Here’s another scenario: You’re at your computer, you’re on Google and you’re searching for something…The screen freezes, you see the little “thingy” going around so you know it’s “working,” and still nothing. You become impatient, you check your connection, check the cache, check your security settings. finally the page loads…and you think, I’ve got to get a new machine; yet it’s only been an incredible 2 minutes of agony and frustration.
Why are we like this? How has it come to this? Blame it on technology. You see technology has set an unrealistically high bar of expectation for speed and delivery for everything that is not technology related. Whether it’s your toaster, the elevator, the manager at a hotel, the service at the restaurant, the boarding of the airplane, checkout at the grocery store, customer service on the phone or the drive-thru of your favorite restaurant. If we don’t get what we want and need NOW, we have a melt down.
Like the New York Times says, “We need a reset.”
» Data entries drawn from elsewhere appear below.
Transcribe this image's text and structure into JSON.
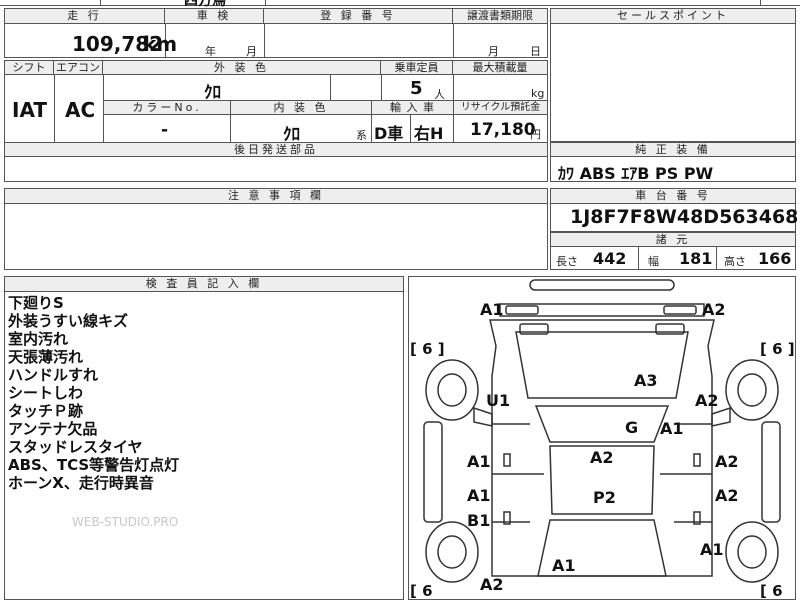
{
  "top_strip": {
    "partial_text": "四方鳥"
  },
  "mileage": {
    "header": "走 行",
    "value": "109,782",
    "unit": "km"
  },
  "inspection": {
    "header": "車 検",
    "year_unit": "年",
    "month_unit": "月"
  },
  "registration": {
    "header": "登 録 番 号"
  },
  "transfer": {
    "header": "譲渡書類期限",
    "month_unit": "月",
    "day_unit": "日"
  },
  "sales_points": {
    "header": "セールスポイント"
  },
  "shift": {
    "header": "シフト",
    "value": "IAT"
  },
  "aircon": {
    "header": "エアコン",
    "value": "AC"
  },
  "exterior_color": {
    "header": "外 装 色",
    "value": "ｸﾛ"
  },
  "capacity": {
    "header": "乗車定員",
    "value": "5",
    "unit": "人"
  },
  "max_load": {
    "header": "最大積載量",
    "unit": "kg"
  },
  "color_no": {
    "header": "カラーNo.",
    "value": "-"
  },
  "interior_color": {
    "header": "内 装 色",
    "value": "ｸﾛ",
    "suffix": "系"
  },
  "import": {
    "header": "輸 入 車",
    "value1": "D車",
    "value2": "右H"
  },
  "recycle": {
    "header": "リサイクル預託金",
    "value": "17,180",
    "unit": "円"
  },
  "later_parts": {
    "header": "後日発送部品"
  },
  "equipment": {
    "header": "純 正 装 備",
    "value": "ｶﾜ ABS ｴｱB PS PW"
  },
  "caution": {
    "header": "注 意 事 項 欄"
  },
  "chassis": {
    "header": "車 台 番 号",
    "value": "1J8F7F8W48D563468"
  },
  "specs": {
    "header": "諸 元",
    "length_label": "長さ",
    "length_value": "442",
    "width_label": "幅",
    "width_value": "181",
    "height_label": "高さ",
    "height_value": "166"
  },
  "inspector": {
    "header": "検 査 員 記 入 欄",
    "notes": [
      "下廻りS",
      "外装うすい線キズ",
      "室内汚れ",
      "天張薄汚れ",
      "ハンドルすれ",
      "シートしわ",
      "タッチＰ跡",
      "アンテナ欠品",
      "スタッドレスタイヤ",
      "ABS、TCS等警告灯点灯",
      "ホーンX、走行時異音"
    ],
    "watermark": "WEB-STUDIO.PRO"
  },
  "car_map": {
    "labels": {
      "front_left": "A1",
      "front_right": "A2",
      "tire_fl": "[ 6 ]",
      "tire_fr": "[ 6 ]",
      "tire_rl": "[ 6",
      "tire_rr": "[ 6",
      "hood": "A3",
      "left_fender": "U1",
      "right_fender": "A2",
      "windshield": "G",
      "right_pillar": "A1",
      "left_front_door": "A1",
      "roof": "A2",
      "right_front_door": "A2",
      "left_rear_door": "A1",
      "rear_seat": "P2",
      "right_rear_door": "A2",
      "left_rear_lower": "B1",
      "right_quarter": "A1",
      "rear_window": "A1",
      "left_rear_quarter": "A2"
    }
  }
}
The problem is that we’re armed with so much more information, access and ability so quickly through technology, that it has lead people to expect, demand and want the same type of results from their offline experiences. Is that realistic? Probably not.